Exercise directions –
In the entries below, some lines contain "JSON"; work out how many and answer with the figure only.

Dataset –
-=-=-=-=-

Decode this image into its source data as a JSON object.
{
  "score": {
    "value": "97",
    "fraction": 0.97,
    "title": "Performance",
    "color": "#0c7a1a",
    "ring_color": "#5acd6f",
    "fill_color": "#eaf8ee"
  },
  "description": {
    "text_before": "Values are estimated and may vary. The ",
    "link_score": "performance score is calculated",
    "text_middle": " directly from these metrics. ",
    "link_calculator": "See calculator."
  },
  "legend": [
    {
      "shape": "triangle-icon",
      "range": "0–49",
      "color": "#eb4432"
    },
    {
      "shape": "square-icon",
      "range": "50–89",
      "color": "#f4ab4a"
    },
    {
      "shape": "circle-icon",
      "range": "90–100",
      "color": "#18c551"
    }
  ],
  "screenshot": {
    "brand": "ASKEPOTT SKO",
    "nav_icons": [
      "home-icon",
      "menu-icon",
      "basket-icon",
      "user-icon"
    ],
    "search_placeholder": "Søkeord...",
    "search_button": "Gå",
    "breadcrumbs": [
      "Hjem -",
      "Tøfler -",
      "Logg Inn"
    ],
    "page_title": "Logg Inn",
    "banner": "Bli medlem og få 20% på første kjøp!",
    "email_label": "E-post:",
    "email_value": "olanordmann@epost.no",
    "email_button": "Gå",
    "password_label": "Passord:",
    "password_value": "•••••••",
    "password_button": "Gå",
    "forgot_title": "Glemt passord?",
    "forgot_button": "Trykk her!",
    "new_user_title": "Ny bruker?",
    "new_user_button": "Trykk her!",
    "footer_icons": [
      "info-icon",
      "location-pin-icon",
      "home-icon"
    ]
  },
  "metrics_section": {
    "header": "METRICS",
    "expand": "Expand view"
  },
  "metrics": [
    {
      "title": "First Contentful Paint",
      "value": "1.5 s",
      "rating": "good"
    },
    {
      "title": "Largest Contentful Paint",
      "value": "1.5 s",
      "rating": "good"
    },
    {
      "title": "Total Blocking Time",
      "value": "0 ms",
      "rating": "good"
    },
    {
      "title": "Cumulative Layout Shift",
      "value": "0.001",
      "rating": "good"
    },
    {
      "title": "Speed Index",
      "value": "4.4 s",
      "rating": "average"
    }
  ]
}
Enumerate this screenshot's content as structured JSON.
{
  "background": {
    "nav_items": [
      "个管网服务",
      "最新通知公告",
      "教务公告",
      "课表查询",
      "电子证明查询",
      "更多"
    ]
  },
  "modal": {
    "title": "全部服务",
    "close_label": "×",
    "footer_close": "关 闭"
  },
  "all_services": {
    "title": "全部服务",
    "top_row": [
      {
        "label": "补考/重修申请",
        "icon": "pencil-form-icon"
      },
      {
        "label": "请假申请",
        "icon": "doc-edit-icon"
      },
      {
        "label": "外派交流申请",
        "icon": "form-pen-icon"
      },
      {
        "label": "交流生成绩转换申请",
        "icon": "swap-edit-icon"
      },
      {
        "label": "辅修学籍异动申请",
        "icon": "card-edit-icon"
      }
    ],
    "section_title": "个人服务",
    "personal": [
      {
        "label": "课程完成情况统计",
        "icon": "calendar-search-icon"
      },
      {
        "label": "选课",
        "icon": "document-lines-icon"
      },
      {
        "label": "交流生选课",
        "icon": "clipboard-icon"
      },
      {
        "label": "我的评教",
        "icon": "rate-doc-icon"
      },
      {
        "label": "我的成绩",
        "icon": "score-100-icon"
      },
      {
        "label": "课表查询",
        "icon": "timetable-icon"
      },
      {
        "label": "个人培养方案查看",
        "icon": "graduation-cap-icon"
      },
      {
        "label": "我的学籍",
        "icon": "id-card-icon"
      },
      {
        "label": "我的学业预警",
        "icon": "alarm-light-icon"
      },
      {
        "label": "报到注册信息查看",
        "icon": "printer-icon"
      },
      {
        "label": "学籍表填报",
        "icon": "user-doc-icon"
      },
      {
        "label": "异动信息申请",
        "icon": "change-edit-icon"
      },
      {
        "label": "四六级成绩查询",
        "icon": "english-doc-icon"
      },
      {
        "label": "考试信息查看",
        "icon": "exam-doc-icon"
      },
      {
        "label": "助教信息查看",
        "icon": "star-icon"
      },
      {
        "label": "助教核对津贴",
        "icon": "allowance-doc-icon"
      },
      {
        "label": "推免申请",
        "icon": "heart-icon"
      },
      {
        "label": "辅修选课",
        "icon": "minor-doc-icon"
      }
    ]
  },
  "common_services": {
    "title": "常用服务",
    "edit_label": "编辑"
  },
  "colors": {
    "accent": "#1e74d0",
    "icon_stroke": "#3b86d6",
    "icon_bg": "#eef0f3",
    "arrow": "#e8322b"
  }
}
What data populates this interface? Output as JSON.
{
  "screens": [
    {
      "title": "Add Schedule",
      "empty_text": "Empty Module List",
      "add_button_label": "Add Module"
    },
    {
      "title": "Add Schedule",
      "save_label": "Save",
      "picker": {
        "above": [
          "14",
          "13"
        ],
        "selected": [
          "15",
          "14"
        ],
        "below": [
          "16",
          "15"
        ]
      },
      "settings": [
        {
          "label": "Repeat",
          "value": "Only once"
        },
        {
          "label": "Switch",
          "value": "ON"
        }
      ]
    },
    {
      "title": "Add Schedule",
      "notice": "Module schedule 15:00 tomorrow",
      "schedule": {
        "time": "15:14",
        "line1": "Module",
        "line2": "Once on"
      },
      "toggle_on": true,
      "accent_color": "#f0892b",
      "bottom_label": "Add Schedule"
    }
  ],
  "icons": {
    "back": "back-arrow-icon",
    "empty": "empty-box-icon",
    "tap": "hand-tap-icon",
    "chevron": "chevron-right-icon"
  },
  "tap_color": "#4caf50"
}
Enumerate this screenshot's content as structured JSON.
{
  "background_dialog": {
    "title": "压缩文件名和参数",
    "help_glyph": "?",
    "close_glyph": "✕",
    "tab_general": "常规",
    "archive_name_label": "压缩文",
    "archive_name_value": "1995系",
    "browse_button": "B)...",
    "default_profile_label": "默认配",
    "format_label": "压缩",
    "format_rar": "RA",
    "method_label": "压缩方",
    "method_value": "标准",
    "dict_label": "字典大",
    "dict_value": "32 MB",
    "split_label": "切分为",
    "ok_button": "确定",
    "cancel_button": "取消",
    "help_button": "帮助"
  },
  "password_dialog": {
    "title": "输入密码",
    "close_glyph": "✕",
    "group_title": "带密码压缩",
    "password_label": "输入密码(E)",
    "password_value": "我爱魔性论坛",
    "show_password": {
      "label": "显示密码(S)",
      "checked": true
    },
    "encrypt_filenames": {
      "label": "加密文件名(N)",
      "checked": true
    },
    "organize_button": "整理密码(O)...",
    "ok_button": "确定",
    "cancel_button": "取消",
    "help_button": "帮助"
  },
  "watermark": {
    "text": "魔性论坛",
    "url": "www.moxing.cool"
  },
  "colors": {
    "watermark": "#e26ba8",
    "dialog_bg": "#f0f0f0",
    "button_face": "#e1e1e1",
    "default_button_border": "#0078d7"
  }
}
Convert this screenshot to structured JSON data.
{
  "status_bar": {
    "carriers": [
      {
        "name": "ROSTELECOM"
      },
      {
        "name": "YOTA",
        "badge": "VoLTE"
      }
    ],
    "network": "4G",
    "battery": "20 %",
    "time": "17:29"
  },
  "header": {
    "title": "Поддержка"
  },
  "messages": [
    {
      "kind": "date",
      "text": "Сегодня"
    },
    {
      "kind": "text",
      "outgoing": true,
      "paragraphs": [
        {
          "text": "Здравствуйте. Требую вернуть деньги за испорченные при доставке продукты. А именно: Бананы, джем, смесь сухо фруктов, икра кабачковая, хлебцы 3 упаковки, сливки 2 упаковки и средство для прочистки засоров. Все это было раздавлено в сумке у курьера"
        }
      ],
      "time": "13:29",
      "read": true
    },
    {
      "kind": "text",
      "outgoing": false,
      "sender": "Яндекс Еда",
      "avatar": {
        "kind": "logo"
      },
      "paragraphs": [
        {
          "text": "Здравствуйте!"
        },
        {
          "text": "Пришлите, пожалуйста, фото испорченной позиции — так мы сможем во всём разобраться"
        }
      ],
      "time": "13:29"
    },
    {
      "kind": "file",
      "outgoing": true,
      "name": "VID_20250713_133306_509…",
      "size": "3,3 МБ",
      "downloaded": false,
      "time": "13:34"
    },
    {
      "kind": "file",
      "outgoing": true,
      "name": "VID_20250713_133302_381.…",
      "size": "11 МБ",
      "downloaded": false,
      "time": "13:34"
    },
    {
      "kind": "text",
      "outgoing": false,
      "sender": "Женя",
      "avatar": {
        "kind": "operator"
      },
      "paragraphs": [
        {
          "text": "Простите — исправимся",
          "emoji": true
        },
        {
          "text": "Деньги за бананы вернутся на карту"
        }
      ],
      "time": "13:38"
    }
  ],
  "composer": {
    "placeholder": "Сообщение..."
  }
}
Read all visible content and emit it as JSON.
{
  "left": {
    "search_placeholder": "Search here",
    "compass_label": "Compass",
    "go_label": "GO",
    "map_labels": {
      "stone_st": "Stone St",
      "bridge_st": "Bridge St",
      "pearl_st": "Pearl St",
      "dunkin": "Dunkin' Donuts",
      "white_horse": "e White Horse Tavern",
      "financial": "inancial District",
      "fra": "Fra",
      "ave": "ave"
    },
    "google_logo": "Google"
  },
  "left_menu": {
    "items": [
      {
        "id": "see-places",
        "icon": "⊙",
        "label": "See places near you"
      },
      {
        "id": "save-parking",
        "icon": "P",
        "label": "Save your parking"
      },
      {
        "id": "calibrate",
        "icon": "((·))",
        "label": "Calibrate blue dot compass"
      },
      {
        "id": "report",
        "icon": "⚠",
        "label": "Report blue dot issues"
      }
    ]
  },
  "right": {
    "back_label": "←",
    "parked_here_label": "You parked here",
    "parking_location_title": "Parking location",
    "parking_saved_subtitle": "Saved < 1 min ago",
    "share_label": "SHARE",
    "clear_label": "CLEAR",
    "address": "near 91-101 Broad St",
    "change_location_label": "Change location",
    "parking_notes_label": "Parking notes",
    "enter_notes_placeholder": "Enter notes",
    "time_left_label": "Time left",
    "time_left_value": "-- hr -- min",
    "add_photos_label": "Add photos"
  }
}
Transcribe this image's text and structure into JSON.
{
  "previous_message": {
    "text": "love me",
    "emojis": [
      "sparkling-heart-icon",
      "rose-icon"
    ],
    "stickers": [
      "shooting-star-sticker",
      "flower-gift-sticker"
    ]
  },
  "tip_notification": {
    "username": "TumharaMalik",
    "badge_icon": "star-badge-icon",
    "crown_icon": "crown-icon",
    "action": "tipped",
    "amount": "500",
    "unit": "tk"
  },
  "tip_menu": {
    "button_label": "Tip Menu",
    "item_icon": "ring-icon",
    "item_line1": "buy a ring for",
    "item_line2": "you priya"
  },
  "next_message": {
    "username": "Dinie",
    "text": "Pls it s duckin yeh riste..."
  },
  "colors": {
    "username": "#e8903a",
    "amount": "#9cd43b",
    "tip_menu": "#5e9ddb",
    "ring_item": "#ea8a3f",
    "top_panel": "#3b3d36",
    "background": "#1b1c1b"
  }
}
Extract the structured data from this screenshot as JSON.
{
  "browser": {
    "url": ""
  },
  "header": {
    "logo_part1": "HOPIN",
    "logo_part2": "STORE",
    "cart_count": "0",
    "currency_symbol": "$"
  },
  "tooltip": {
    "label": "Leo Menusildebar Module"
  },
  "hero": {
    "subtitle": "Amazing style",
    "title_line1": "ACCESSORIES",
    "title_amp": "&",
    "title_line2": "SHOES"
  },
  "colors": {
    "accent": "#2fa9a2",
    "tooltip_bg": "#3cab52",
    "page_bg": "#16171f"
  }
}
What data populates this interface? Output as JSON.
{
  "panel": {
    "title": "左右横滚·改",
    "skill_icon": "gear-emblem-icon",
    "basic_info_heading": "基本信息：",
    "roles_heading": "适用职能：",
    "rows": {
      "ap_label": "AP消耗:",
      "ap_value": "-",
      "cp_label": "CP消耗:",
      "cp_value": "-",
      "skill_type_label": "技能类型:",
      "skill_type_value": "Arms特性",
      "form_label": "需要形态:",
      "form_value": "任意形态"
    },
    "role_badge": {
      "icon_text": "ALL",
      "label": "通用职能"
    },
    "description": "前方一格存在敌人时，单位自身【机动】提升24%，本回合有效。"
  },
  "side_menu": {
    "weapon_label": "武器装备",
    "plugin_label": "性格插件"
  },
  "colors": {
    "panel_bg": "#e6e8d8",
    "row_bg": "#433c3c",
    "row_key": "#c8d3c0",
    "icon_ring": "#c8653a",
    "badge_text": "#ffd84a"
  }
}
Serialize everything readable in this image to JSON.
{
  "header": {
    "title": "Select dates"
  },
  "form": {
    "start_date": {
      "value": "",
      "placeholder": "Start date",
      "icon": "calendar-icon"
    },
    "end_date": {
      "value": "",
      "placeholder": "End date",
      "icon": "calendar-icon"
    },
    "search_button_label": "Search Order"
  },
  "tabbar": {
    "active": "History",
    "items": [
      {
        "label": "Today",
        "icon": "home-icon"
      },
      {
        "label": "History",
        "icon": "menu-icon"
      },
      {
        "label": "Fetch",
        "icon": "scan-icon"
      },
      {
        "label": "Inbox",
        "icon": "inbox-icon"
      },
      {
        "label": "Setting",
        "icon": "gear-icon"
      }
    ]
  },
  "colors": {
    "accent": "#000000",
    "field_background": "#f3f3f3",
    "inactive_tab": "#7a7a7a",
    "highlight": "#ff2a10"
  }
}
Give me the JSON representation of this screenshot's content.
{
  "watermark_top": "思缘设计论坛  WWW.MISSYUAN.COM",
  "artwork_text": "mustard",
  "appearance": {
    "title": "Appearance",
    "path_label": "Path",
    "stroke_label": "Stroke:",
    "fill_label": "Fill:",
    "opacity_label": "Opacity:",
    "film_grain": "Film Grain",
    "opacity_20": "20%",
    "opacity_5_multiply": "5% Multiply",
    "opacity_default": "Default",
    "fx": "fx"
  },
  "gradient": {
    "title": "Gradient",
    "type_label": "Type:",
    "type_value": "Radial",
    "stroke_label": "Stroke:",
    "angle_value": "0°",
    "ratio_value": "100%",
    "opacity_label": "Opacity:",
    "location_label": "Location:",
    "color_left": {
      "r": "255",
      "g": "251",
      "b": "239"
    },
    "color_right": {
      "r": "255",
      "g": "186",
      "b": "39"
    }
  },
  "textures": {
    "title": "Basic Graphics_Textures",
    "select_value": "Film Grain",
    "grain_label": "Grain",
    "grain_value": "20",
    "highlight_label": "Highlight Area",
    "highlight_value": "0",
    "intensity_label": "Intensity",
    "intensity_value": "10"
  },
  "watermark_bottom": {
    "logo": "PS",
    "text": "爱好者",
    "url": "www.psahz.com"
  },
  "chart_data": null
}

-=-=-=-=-

Your response –
11